Bob was old in a way I couldn’t understand. Once he’d driven his car straight through the front wall of his house and into the kitchen. The most unusual thing about this was that no one seemed all that surprised. It just became a thing you measured time by – the time before Bob drove the car into the house, the time after Bob drove the car into the house. Bob’s wife Foofoo had blue hair and wore pastel jumpers and pearls. For the purposes of describing her, I wish she’d had other distinguishing features. She painted watercolours – one of them was hanging in our lounge, some watery trees and a watery hill. I was nervous of her, because once when I’d stayed at her and Bob’s place while my parents were away, I’d held a silk cushion up to the glass door of the fire to warm it, and when I took it away, the silk was all burnt off. I’d hidden the cushion behind another cushion and been nervous of Foofoo ever since. She seemed like someone who could get worked up easily. She worked at the town library and was known as an ‘intrusive librarian’ – she’d refuse to let students take out the books they wanted if she thought the material was inappropriate. Apparently even the school principal, Mr Cowley, had got into arguments with her. My mother liked to tell me about when she brought me home from the hospital as a newborn, and Foofoo came running out of the house and across the driveway, wailing, ‘The baby! The baby! The baby!’ as if there had been a disaster.
This day, me and Bob were alone. I went over and sat with him on the bench. He blew smoke and gave me a yellow grin. He didn’t say anything about the towel around my neck. In fact Bob didn’t react to much with anything other than a grin. So we just sat there. Me in my cape. Him smoking.
Later that day I remember untying my cape and putting it back on the towel rail, and going into my brother JP’s bedroom to look at his Batman museum. He’d lined up miniature painted figurines in fighting positions on his bookshelf. Batman badges and stickers were also on display. On one badge, Batman was pictured with arms folded. ‘IT’S MY JOB,’ he was saying. Sometimes my mother borrowed this badge when she taught French at school. On the cover of a comic I saw Batman cradling Robin’s blood-streaked body (‘The Death of Robin’) and his black cape was like a shroud. On another Batman was landing on a roof, his cape blooming into the sky, scattering mangy pigeons.
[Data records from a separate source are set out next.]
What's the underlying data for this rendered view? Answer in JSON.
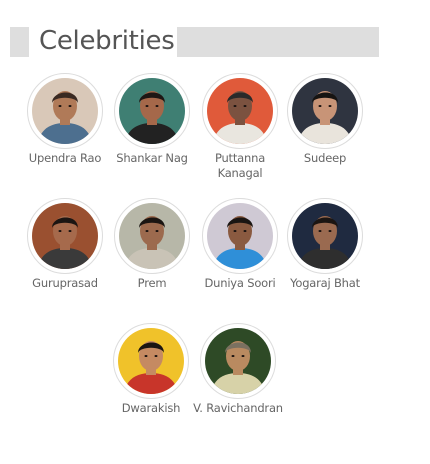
{
  "section": {
    "title": "Celebrities"
  },
  "celebrities": [
    {
      "name": "Upendra Rao",
      "bg": "#d9c8b8",
      "skin": "#b07a58",
      "hair": "#3a2a22",
      "shirt": "#4d6f8f"
    },
    {
      "name": "Shankar Nag",
      "bg": "#3f7f73",
      "skin": "#a5684a",
      "hair": "#1e1714",
      "shirt": "#222222"
    },
    {
      "name": "Puttanna Kanagal",
      "bg": "#e05a3a",
      "skin": "#7b5240",
      "hair": "#2a2a2a",
      "shirt": "#e9e6df"
    },
    {
      "name": "Sudeep",
      "bg": "#2f3440",
      "skin": "#c89477",
      "hair": "#171412",
      "shirt": "#e9e4dc"
    },
    {
      "name": "Guruprasad",
      "bg": "#9a5030",
      "skin": "#a66a4c",
      "hair": "#1c1512",
      "shirt": "#3a3a3a"
    },
    {
      "name": "Prem",
      "bg": "#b7b7a8",
      "skin": "#9c6a4e",
      "hair": "#1b1512",
      "shirt": "#c9c3b6"
    },
    {
      "name": "Duniya Soori",
      "bg": "#cfc9d4",
      "skin": "#8a5a40",
      "hair": "#1a1512",
      "shirt": "#2f8fd8"
    },
    {
      "name": "Yogaraj Bhat",
      "bg": "#1f2a40",
      "skin": "#9a6a50",
      "hair": "#1b1512",
      "shirt": "#2e2e2e"
    },
    {
      "name": "Dwarakish",
      "bg": "#f0c22a",
      "skin": "#c58a62",
      "hair": "#1b1512",
      "shirt": "#c8352a"
    },
    {
      "name": "V. Ravichandran",
      "bg": "#2e4a26",
      "skin": "#b98a60",
      "hair": "#7b7160",
      "shirt": "#d7d2a8"
    }
  ]
}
Bob and Foofoo were the grandparents (or great-grandparents? They seemed so ancient) of a kid who was in my class at school, Blair. Sometimes, Blair, his brother, and his parents would come to visit. And a few years ago, I was in a bar, when a guy with a ghost of a familiar face came up to me. ‘Are you Ashleigh?’ It was Blair, Bob’s grandson. We shared a brief, awkward hello and then parted.
Two Bob and Foofoo notes from my mother:
‘I recall an incident when Bob must have had too much to drink. Foofoo left for Auckland in a huff and Bob tried to follow in his little red car which broke down on the motorway. He was stranded overnight in his vehicle. Very lonely time.’
‘Foofoo would work with Mrs Chapman at the library and the two of them would be so funny categorising and placing new books , saying neeeew, as they considered then discarded strategic placings.’